from the Western Mail on 28th February 1881.
reply from Sam Clarke, the honorary secretary of the South Wales Football Union
distanced himself and the union from any involvement in the team selection or
beg to inform your correspondent that the team which represented Wales was not
elected by the committee of the South Wales Football Union; neither had they
anything to do with it. As your correspondent assumes, Mr. Mullock was one of
the committee who selected the Welsh team and will, no doubt, be pleased to give
any information required.
Mullock did not rely.
everyone expected Mullock to be held responsible and excluded from any
involvement from a Welsh International side he took control of the situation and
organised a Welsh Rugby Football Union.
RFU was not impressed by the course of events and the following season they

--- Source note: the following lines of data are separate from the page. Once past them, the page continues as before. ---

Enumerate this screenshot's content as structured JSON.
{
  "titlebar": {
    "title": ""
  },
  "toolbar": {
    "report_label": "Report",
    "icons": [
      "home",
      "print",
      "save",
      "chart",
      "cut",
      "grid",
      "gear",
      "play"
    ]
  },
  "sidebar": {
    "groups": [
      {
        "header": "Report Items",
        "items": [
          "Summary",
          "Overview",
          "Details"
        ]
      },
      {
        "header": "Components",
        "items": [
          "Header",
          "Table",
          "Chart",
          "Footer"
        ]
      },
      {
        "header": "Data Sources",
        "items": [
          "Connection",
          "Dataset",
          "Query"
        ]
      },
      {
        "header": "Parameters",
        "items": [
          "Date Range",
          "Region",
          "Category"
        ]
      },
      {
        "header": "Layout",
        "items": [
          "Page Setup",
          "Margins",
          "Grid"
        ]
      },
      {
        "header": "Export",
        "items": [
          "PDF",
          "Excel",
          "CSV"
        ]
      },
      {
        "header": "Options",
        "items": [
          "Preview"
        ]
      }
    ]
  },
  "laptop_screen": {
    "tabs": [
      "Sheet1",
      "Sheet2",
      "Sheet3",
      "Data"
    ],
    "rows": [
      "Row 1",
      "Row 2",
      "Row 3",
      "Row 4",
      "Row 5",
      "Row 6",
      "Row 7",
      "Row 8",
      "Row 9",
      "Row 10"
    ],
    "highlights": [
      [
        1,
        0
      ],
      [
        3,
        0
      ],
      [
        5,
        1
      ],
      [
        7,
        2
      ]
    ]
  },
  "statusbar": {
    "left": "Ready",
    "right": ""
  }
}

refused to arrange a fixture. However they did sanction a North of England side
on 14th January 1882.
went home to
and there is no record of him playing rugby again. Whilst working for Sibly
& Dickinson, solicitors
, he met Annie Woodall at Great Dinham Farm in Monmouthshire on the occasion of
a shooting party. The Woodall family was apparently very religious and James was
told that, if he wanted to marry Annie, he would have to give up smoking,
drinking and hunting. This he did, to the extent that he became very involved in
the church, gave up his legal studies and went to theological college in
, living in Hampstead. Annie apart, the catalyst for his conversion was an
evangelist meeting in
held by a William Clarke, who was also a well known athlete. Bevan would later
name one of his sons William Clarke. Bevan and Annie had eleven children in all,
and of their seven sons six entered the church.
spent most of his life as Vicar at St. George's, The Park, Great
from 1899-1936. The church was declared redundant in 1971, there were plans to
Tarmac the site as a car park, but the borough council ploughed money into
reviving the building when it became an arts centre, and the fine eighteenth
century pulpit was moved to St Nicholas's church. It is now known as
Bevan and his family in August 1907 at their home in Great Yarmouth. (L-R) Back
Row: William Clarke, Dorothea, John, Edith, Eric. Seated: Hubert, Annie Susan
(Winifred on knee), James Alfred, Ernest Guy. On the ground: Kenneth, Geoff.
retired in 1936 and went to live with his son, Ernest Guy Bevan's, house at
41 Forest Road East
. His wife died the following year.
was resident at
’s Vicarage, Leytonstone in 1938, where he died on 3rd February of prostate
cancer. Coincidentally his son,
William Clarke Bevan died the day before on February 2nd 1938.
the day the newspapers announced his death
at Murrayfield. They lost 8-6 to a penalty awarded to
2 minutes from time in front of 60,000 people. A minutes silence wasn't taken.
Bevan's place in Welsh Rugby history had been completeley forgotten about.
Memorial Service was held on the 8th February 1938 at St.Paul's at 1pm and the
funeral took place at Hampstead Cemetry at 2.15pm.
's church was pulled down a number of years ago and its parish was amalgamated
with the neigbouring parish of St Catherines. A new building was erected, which
is known as the "Cornerstone".
's Church, Leytonstone in 1952. Image courtesy of
(London Borough of Walthan Forest). Next door is
for Boys where the actor Derek Jacobi was a pupil.
is buried in Grave No.79 Section K12 at Hampstead Cemetery along with his
daughter Grace Elizabeth Bevan (died 26th November 1890), his wife Annie Susan
Bevan (died 20th July 1937), and his daughter Dorethea Mary Bevan (died 12th
the grave of James Alfred Bevan
Rugby Unions of Wales and
celebrated the 100th year of Test rugby between the countries with the
establishment of the “James Bevan Trophy”. To be played for each time the
two sides meet, the James Bevan Trophy played for the first time in the
Bundaberg Rum Rugby Series in
met the Qantas Wallabies at Telstra Stadium, Sydney, on May 26th 2007 and at
’s Suncorp Stadium on June 2nd 2007.